BK Smith Lecture Talks Cuba Dispute
The University of St. Thomas History Department
will host Dr. Jonathan Brown for the 2013 B.K. Smith Lecture
on "Cuba and the Sino-Soviet Dispute" at 7:30 p.m. on March 5 in Jones Hall.
Brown, a professor of history at the University of Texas at Austin and a distinguished visiting professor at the United States Air Force Academy since 2010, is an expert on Latin American and Argentine social history, and the Cuban Revolution.
Brown said, at the height of the Cold War in the 1960s, the Soviet Union, the People's Republic of China and revolutionary Cuba would seem to have been steadfast allies in the struggle against what they called “Western Imperialism.” He said the PRC and the USSR developed a long-simmering rivalry that split the socialist countries into two hostile encampments.
Brown will discuss how Cuba, isolated from its allies, attempted to create its own path independent from both the Soviet Union and Communist China. Brown commented we know that Cuba would have preferred not to align itself to either side in the Sino-Soviet Dispute.

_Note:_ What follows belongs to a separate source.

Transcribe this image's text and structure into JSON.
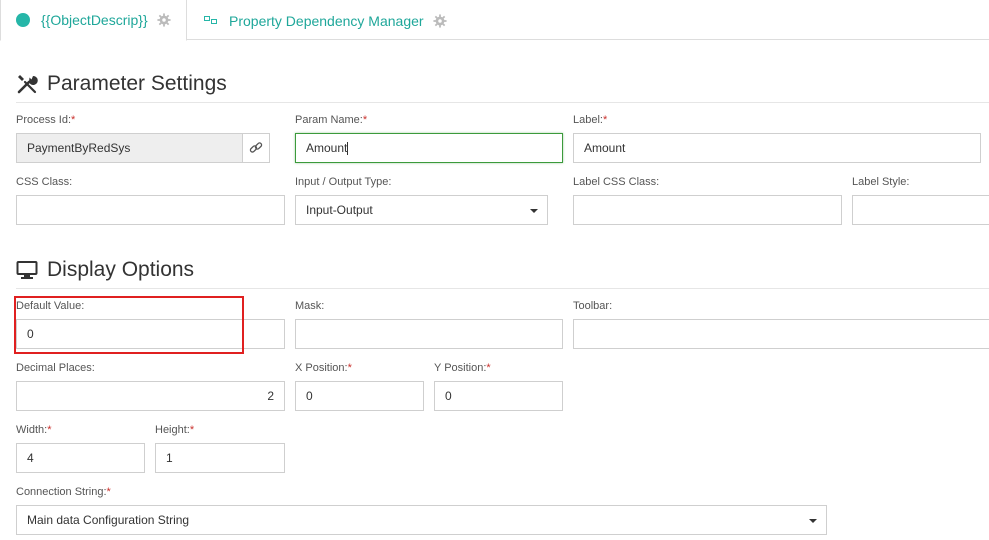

“At the beginning, Fidel Castro did benefit from the patronage of both the Soviets and the Chinese,” he said. “But Nikita Khrushchev, Leonid Brezhnev and Mao Zedong required Cuba to choose sides. Only when Cuba’s concerted efforts to ‘export revolution’ to other countries of Latin America finally ended in failure in 1968 did Fidel Castro decide to make a pragmatic rather than ideological bargain with the USSR.”
Several top secret reports from the CIA and State Department intelligence were declassified in the 1990s, allowing scholars like Brown to investigate some of the official contacts between the three socialist regimes.
Brown has published several books, including “A Socioeconomic History of Argentina, 1776-1860,” which won the Bolton Prize. He is currently writing a book on the Cuban Revolution.
Brown’s observations are sure to be enlightening and thought-provoking. The event is free and open to the public.
The B.K. Smith lecture was established in 1957 by the family and friends of the late Benjamin Kopper Smith. The series invites distinguished scholars for an informal lecture with students, faculty and the community.